A federal grand jury returned an indictment late yesterday charging two citizens of Iran and two citizens of Indonesia with 19 counts related to exporting U.S. aircraft parts to Iran, in violation of U.S. export laws and sanctions against Iran.
“The transshipment to Iran of desired United States goods facilitates our adversary’s ability to engage in malicious and dangerous activity against the United States,” said G. Zachary Terwilliger, U.S. Attorney for the Eastern District of Virginia. “The charges against these four individuals represent the dismantling of an entire procurement network, from the brokers to the true end user. We will not tolerate individuals or business organizations that seek to harm our national security, no matter their role or where they are located in the world.”
According to the indictment, Sahebali Moulaei, 56, Mohsen Faghihi, 54, Arnold Kaunang, 26, and Alfrets Kaunang, 55, conspired to export United States-origin airplane parts to a state-owned enterprise in Iran, without receiving a license from the U.S. Department of Treasury, Office of Foreign Assets Control (OFAC). The indictment also charges the four men with smuggling goods from the United States to Iran.
“As the true end-user of this dual-use U.S. technology, Iran’s Ministry of Defense and Armed Forces Logistics sought to undermine the national security of the United States by furthering their military and civilian capabilities,” said Raymond Duda, Special Agent in Charge of the FBI’s Seattle Field Office. “The indictment of these four individuals highlights the FBI’s efforts to identify and neutralize blatant attempts to circumvent U.S. sanctions against Iran at all stages of the procurement process.”
According to the indictment, since August 2015, in order to evade United States sanctions against Iran, the defendants used third countries and front companies to hide the true end user of their purchases of aircraft parts from United States companies.
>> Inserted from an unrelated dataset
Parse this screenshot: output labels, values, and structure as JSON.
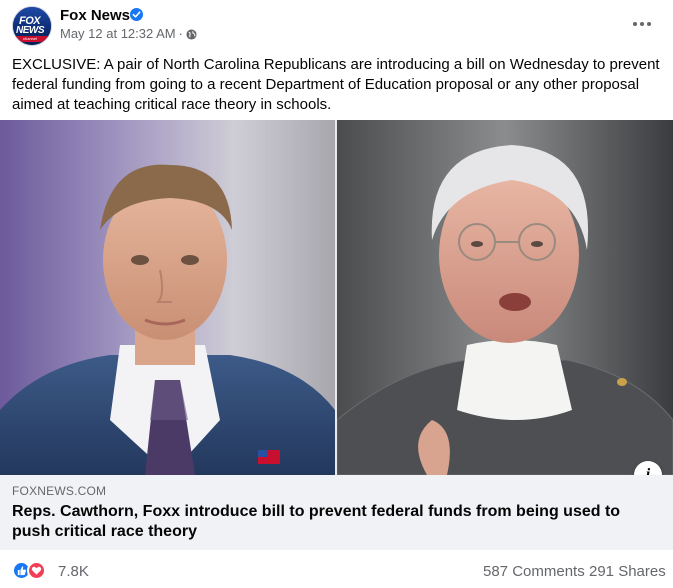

Faghihi, a procurement agent for Iran Aircraft Manufacturing Industries Company, sent purchase orders for aircraft parts of United States origin to Moulaei, the managing director of an Iranian procurement company. Moulaei solicited the Kaunangs, located in Indonesia, to supply the parts. Alfrets and Arnold Kaunang, a father-son duo who own an Indonesian company that supplies aircraft parts, then placed orders from Indonesia with numerous United States companies for aircraft parts and other goods that neither Faghihi nor Moulaei could have purchased directly. Upon receipt in Indonesia of the aircraft parts from United States companies, the Kaunangs then would arrange for the transshipment of the items to Moulaei in Iran. Moulaei would pay the Kaunangs from a company of his located in Malaysia, and then bill Faghihi in Iran.
The defendants are each charged with one count of conspiracy to violate the International Emergency Economic Powers Act (IEEPA), nine counts of violations of IEEPA, and nine counts of smuggling goods from the United States. If convicted, each of the four defendants face a maximum penalty of 20 years in prison for each of the IEEPA violations and a maximum penalty of 10 years in prison for each of the smuggling offenses. Actual sentences for federal crimes are typically less than the maximum penalties. A federal district court judge will determine any sentence after taking into account the U.S. Sentencing Guidelines and other statutory factors.
G. Zachary Terwilliger, U.S. Attorney for the Eastern District of Virginia, and Raymond Duda, Special Agent in Charge of the FBI’s Seattle Field Office, made the announcement. Assistant U.S. Attorney Gordon D. Kromberg and Special Assistant U.S. Attorney Rachael C. Tucker are prosecuting the case.
Source » stl